After trading addresses and phone numbers, we were about to leave, when she proclaimed, “Ever since you arrived at the door, I was shocked by how you look EXACTLY like my brother when he was your age!”

Well we have all heard that before right? About two weeks after returning home there was a nice package of family records to add to my data base, and I had sent her a package as well. She sent a large family gathering photograph, you know the type, a family reunion where everyone lines up, short ones in front, and we all say cheese.

This photo had been taken probably in the 1920’s or 1930’s. Standing in the back row center was “ME!” Now I don’t mean looks a little like. It was ME! Unbelievable!

My mom was still alive and she knew that I had the genealogy bug and she loved it. She also knew that I had met people out west that were related.

So I showed her the group photo of the South Dakota people and asked her if she knew anyone. After a couple of minutes, she proclaimed, “Well I see YOU, but who the heck are the rest of these people?”

This story is extremely similar to one that was just recently published in the “Seattle Times” Newspaper, about a man by the name of Ron Schwert who had traveled to Konstanz, Germany to visit his ancestral roots hometown. Ron was on the trail of his German ancestors. Ron found out where the Schwerts were buried in Binningen, only 20 miles from Konstanz

After finding some of the graves he and his wife stopped at a local gasthaus. Ron explained that he was looking for information about the Schwert family.

The pub owner made a phone call, and soon Franz Schwert came in the door.

They were all speechless. Franz and Ron were doubles, separated by five generations!

Read the full story here:

Do you have a similar story? If so, just add it to the "comments" box of this Blog message and we can all share the fun.

As Featured On Ezine Articles


Thursday, May 1, 2008

Recluse dies in motel leaving $263,000 in cash in room

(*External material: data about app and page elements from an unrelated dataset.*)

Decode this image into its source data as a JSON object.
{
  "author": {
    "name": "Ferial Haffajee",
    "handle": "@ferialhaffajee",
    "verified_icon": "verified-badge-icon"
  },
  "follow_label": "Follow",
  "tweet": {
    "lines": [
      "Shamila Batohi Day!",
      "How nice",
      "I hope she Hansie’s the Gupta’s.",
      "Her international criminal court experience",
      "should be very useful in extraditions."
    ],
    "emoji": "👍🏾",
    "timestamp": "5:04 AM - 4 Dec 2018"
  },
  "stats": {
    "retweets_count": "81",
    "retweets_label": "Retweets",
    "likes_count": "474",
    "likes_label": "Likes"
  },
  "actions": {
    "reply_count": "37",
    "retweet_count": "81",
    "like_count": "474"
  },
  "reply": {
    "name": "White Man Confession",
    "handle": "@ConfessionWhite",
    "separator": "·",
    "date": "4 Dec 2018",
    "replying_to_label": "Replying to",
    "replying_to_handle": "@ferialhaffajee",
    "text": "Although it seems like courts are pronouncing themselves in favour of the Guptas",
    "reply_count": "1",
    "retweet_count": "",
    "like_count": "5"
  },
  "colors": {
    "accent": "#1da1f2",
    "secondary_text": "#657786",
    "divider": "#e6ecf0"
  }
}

Police are asking for help to locate a possible brother and daughter of
John Richard Grant, who was discovered deceased in his motel room at the Sheldon Motel, in Sheldon, Sioux County, Iowa.

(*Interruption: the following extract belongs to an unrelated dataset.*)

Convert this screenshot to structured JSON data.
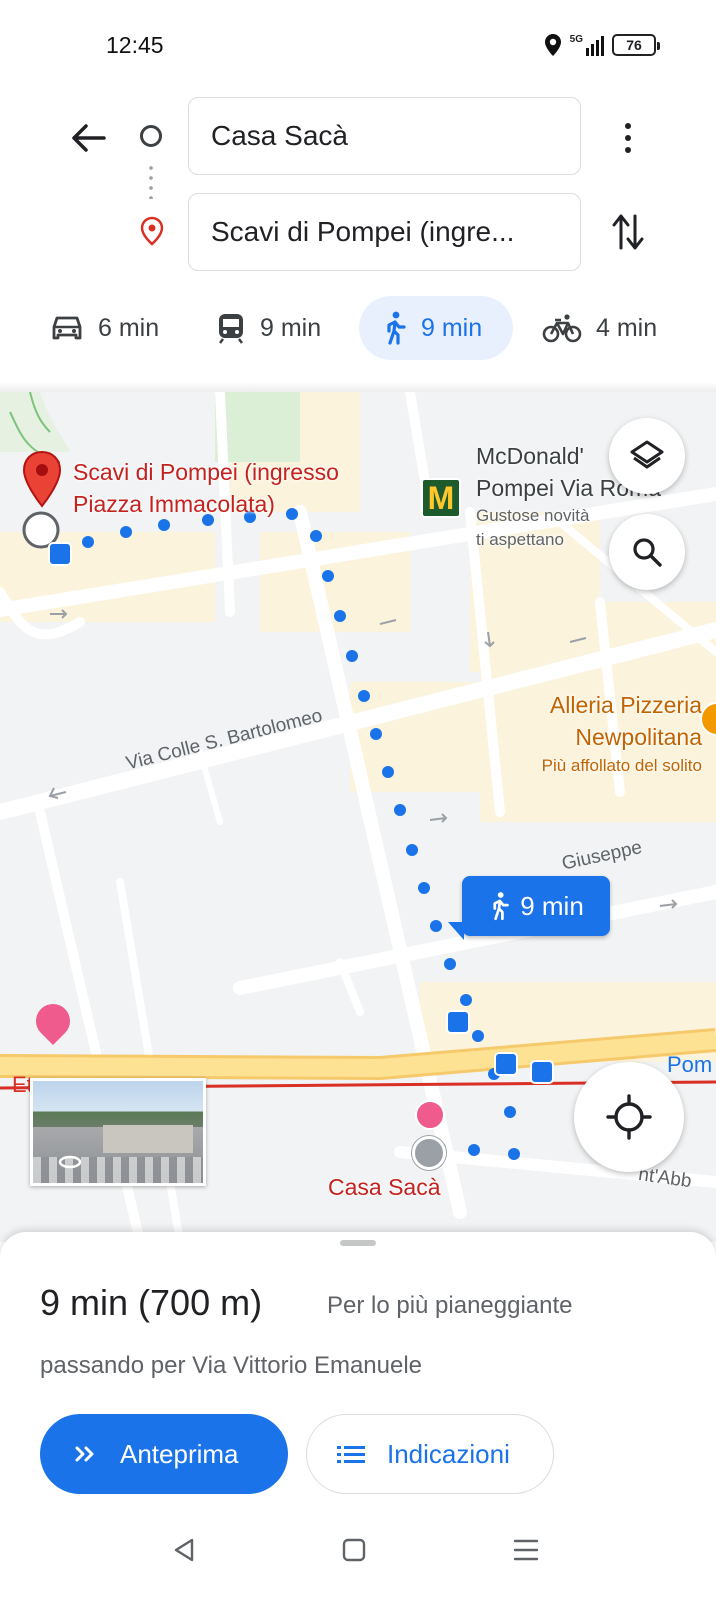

Sheriffs discovered some papers, the back of a gold watch and other belongings, and in two vinyl cassette tape cases was $263,000, most of it in $50 and $100 bills.

They immediately began searching for relatives. There was no reason to believe Grant got the money illegally, so the money should go to his next-of-kin, they said.

A possible brother is said to be working as a harbor master for the U.S. Navy in Japan. The late John R. Grant, a WWII U.S. Navy veteran, also might have a daughter. Again, nobody seems certain -- at least not yet.

Grant had documents showing he served in the Navy during World War II. He was buried April 17 at the Keokuk National Cemetery. His obituary noted he was born on Nov. 7, 1925, in Rochester, N.Y. His parents were Harold and Cora Grant.

Grant paid $500 per month to stay at the motel. Officials say he had also stayed in Kansas, Minnesota and near Chicago.

Read the full story in the “Telegraph Herald” newspaper at: